--- GOAL OF THE EXERCISE ---
Answer with nothing except the number of lines in the listing that include the word "true".

--- AVAILABLE RECORDS ---
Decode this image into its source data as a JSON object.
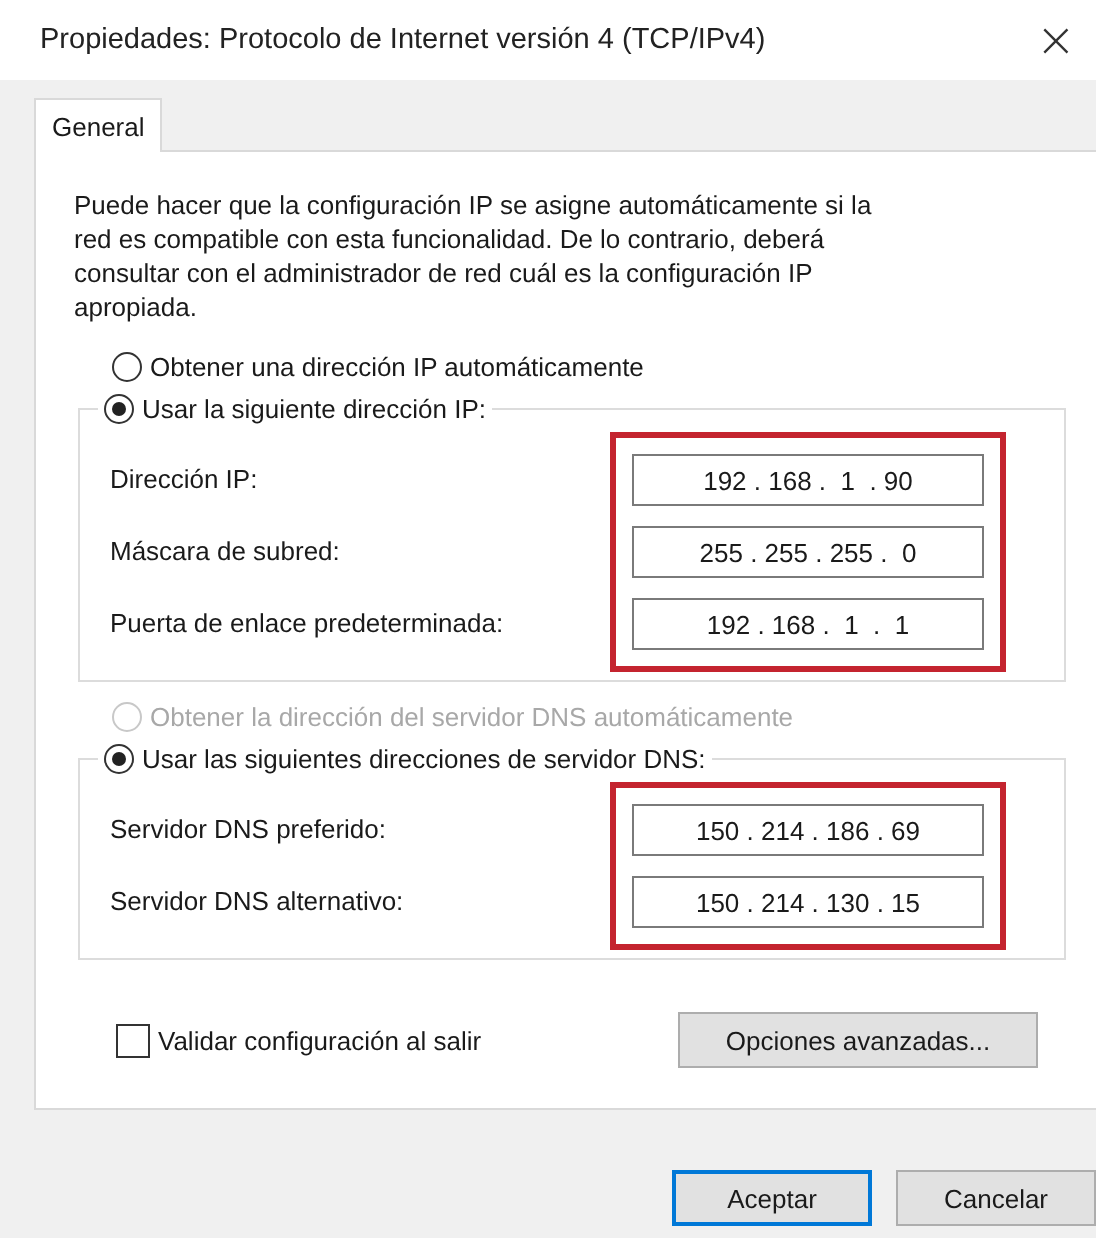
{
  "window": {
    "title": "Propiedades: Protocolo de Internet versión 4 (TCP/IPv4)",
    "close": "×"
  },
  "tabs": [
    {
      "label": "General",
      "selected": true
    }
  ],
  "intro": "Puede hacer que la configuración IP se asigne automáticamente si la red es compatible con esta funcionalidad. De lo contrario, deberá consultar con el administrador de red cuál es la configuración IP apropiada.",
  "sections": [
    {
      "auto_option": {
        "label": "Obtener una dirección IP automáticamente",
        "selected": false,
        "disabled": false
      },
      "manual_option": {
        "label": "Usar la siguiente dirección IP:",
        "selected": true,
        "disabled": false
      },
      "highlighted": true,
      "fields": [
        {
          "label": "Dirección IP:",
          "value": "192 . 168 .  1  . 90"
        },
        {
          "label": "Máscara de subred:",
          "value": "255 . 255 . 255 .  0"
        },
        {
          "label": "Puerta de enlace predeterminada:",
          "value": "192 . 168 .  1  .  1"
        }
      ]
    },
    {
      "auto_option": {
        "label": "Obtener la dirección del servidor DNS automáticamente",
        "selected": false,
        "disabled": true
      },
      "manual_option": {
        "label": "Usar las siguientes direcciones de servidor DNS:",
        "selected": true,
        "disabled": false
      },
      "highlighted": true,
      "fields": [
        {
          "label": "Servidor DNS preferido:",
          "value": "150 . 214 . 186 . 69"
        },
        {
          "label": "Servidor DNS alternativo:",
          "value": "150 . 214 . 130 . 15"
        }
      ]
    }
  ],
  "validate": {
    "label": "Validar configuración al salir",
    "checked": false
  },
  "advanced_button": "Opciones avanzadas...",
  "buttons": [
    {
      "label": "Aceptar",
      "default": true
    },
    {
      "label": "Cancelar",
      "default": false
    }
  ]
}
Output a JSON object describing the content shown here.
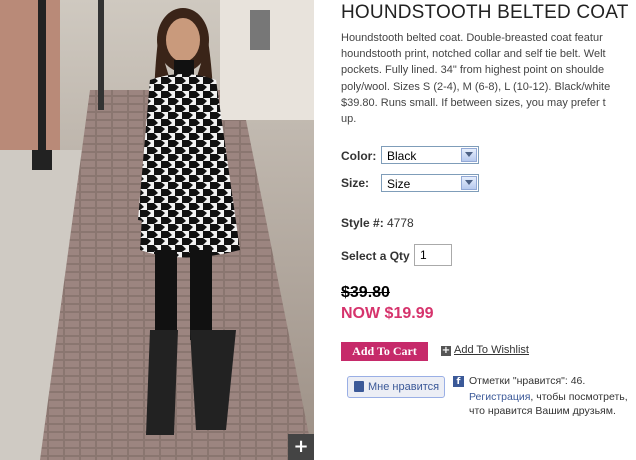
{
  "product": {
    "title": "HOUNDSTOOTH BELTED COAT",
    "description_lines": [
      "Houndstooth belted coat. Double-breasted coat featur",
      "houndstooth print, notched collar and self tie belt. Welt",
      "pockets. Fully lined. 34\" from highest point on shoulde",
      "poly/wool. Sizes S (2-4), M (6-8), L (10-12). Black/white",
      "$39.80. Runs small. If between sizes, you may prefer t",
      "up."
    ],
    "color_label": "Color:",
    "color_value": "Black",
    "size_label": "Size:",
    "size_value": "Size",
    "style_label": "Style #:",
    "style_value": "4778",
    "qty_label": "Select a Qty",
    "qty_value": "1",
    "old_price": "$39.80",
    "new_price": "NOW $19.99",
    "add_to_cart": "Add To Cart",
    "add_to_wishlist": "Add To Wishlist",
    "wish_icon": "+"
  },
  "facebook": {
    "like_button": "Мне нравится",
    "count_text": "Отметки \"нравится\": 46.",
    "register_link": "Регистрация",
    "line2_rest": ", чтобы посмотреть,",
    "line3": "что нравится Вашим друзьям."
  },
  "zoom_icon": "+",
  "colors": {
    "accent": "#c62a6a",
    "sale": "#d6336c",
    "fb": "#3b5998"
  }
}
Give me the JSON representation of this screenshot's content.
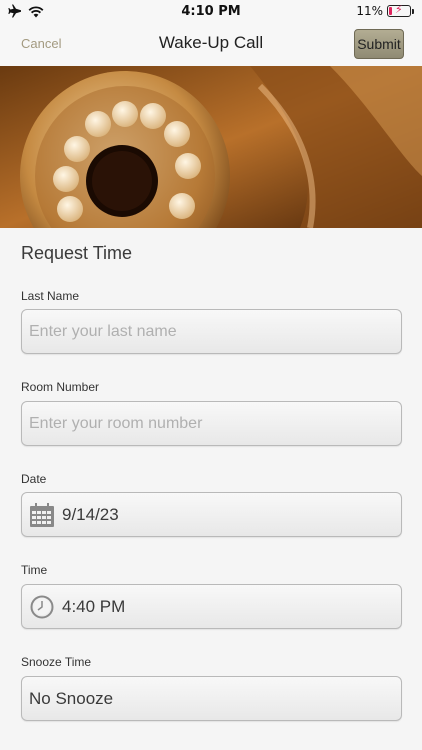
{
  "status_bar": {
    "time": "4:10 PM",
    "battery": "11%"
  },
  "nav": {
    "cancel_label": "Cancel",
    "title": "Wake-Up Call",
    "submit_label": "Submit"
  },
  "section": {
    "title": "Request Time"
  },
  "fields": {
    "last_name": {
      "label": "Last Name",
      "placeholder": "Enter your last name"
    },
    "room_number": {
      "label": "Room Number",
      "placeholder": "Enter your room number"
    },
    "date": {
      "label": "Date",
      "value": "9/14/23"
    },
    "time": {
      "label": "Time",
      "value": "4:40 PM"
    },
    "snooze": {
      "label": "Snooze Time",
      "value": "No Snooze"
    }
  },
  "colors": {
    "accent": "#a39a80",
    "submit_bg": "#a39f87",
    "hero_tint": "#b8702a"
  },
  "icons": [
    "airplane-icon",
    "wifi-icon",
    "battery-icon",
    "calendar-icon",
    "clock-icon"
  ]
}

--- RESULT OF THE TASK ---
7